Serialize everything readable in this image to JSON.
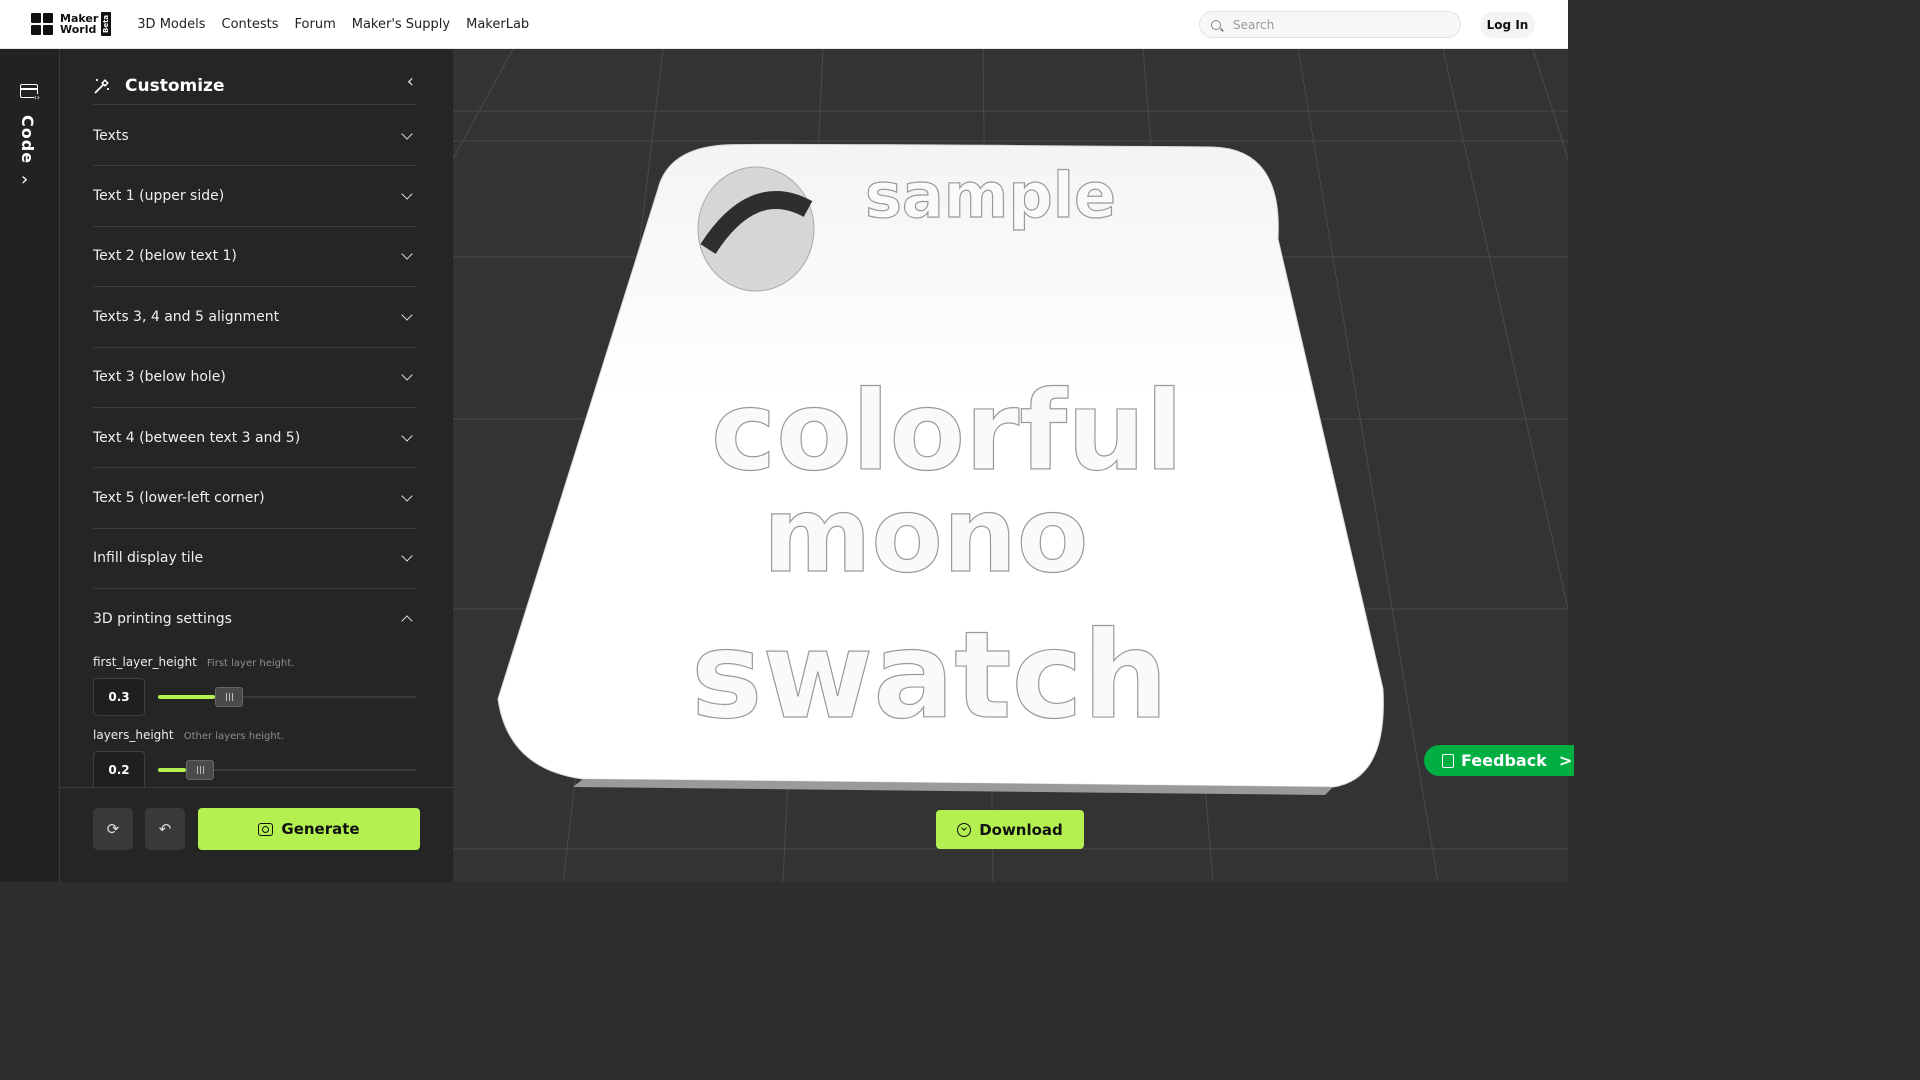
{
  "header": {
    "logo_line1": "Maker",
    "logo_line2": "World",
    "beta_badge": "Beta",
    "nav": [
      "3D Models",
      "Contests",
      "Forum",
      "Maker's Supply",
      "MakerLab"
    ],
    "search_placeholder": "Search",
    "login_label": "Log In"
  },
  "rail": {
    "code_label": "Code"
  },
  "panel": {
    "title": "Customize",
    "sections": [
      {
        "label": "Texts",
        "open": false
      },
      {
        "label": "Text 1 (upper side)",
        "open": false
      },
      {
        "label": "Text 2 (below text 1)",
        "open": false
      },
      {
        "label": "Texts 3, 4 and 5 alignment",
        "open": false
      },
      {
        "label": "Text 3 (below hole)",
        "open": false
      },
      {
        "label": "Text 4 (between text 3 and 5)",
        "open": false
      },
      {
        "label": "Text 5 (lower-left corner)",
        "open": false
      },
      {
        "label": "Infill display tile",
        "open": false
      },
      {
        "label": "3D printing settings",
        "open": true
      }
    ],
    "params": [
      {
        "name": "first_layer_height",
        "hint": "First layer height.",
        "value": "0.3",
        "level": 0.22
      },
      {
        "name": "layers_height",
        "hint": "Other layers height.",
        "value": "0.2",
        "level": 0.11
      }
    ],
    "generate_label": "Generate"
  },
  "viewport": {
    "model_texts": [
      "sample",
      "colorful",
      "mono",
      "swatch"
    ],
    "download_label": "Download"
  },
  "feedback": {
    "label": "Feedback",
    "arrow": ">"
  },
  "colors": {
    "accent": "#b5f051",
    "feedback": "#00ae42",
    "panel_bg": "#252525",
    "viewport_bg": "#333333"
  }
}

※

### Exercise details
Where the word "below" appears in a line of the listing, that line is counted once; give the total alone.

### Expected answer
2